Keeping vitamin D levels high in the body can assist in preventing and treating the metabolic syndrome, as well as improving the balance of good and bad bacteria in the intestine.
What Is Metabolic Syndrome?
Metabolic syndrome is the most common health disorder prevailing in more than 25% of the world's adult population. It is the key to chronic diseases like heart problems and diabetes. The major reason behind this health condition appears to be the deficiency in vitamin D and intake of diet rich in fats and carbohydrates.
The typical symptoms of metabolic syndrome consist of flabbiness on the waist, excess fat in the liver and presence of a minimum of two of the following three conditions: high blood pressure, high cholesterol and high blood sugar levels.
Vitamin D Essential To Battle Metabolic Syndrome
A study conducted on mice by Yuan-Ping Han's group of researchers at Sichuan University in China reveals that by maintaining high levels of vitamin D, the metabolic syndrome can be prevented and treated effectively. The experiment done also confirmed that a fat-rich diet compromises the integrity of the intestinal bacteria, leading to a fatty liver and raised blood sugar levels.
According to Professor Stephen Pandol, at Cedars-Sinai Medical Center, USA, who worked in partnership with Han's group, similar to mice, humans taking vitamin D, either as a supplement or through sun exposure, can battle against metabolic syndrome.
"A sufficient dietary vitamin D supplement can partially but significantly antagonize metabolic syndrome caused by high fat diet in mice," said Pandol in a press release. "These are amounts equivalent to the dietary recommendations for humans."
The study published in the journal Frontiers in Physiology concluded that diet high on fat disturbs the integrity of the good and bad bacteria in the intestine, leading to deposition of excess fat in the liver and faint raising of blood sugar intensity in mice. Moreover, an inadequate amount of vitamin D in the body intensifies the unevenness in the community of microorganisms living in the gut, resulting in excess fat in the liver and in metabolic syndrome.
Next Step Is Validating The Experiment On Humans
The study on mice confirms that deficiency of vitamin D hampers the production of defensins, the anti-microbial molecules necessary for maintaining the integrity of gut bacteria. Improving vitamin D levels by oral intake of artificial defensin not only improves the intestinal bacteria balance, but also regulates blood sugar levels and helps in the recovery of fatty liver.
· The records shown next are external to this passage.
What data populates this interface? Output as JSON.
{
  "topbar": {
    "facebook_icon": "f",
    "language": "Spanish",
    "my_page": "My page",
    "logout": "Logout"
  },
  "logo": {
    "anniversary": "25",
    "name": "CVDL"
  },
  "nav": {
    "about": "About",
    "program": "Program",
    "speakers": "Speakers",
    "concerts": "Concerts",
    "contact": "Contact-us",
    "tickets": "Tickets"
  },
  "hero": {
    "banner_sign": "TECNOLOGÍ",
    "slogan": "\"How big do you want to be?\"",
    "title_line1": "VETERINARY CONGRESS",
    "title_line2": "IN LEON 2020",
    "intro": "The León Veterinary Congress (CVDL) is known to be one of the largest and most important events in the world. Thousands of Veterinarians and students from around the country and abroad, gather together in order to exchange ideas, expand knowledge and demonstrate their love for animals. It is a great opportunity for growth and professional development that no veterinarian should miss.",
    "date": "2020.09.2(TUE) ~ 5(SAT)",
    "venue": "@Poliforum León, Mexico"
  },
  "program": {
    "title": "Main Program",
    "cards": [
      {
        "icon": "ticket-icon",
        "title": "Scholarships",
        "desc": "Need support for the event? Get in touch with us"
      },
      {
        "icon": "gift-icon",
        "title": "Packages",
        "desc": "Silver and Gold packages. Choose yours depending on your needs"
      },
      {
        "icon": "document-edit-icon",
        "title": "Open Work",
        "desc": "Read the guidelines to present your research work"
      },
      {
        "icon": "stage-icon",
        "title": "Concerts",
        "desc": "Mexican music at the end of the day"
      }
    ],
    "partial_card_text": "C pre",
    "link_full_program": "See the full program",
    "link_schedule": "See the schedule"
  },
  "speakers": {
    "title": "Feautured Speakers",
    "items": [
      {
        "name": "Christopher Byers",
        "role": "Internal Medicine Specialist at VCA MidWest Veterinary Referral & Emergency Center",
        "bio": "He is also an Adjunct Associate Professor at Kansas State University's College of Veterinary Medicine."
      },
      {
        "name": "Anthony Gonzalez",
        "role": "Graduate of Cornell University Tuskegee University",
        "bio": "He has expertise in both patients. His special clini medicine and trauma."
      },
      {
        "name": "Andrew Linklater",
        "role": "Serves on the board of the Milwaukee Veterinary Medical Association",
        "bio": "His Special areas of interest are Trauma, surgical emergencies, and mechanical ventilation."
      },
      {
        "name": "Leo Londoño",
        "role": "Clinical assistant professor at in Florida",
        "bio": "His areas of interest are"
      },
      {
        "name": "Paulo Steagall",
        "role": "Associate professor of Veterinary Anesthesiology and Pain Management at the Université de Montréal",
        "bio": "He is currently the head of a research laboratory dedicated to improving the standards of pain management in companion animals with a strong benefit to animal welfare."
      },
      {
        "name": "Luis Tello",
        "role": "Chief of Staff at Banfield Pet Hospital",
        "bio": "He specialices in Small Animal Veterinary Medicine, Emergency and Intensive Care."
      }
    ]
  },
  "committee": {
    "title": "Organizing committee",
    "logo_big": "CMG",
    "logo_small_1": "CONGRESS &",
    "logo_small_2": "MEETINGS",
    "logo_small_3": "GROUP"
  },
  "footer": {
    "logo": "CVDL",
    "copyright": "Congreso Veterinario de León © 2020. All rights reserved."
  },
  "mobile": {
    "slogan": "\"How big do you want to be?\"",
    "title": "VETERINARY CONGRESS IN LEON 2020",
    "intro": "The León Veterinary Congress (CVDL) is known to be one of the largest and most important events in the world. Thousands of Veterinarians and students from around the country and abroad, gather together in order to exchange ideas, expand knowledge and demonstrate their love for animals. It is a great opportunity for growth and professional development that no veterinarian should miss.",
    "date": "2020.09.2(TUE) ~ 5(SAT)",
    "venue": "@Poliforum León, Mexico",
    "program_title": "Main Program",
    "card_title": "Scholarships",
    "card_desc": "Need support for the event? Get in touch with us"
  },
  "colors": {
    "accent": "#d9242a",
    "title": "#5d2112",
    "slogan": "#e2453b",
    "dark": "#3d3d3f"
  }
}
After successfully testing the connection of vitamin D and metabolic syndrome in mice, the next step is authenticating the same theory in humans. Soon the inexpensive and viable options of fighting against the metabolic syndrome would merely be taking sunbaths or oral vitamin D administration.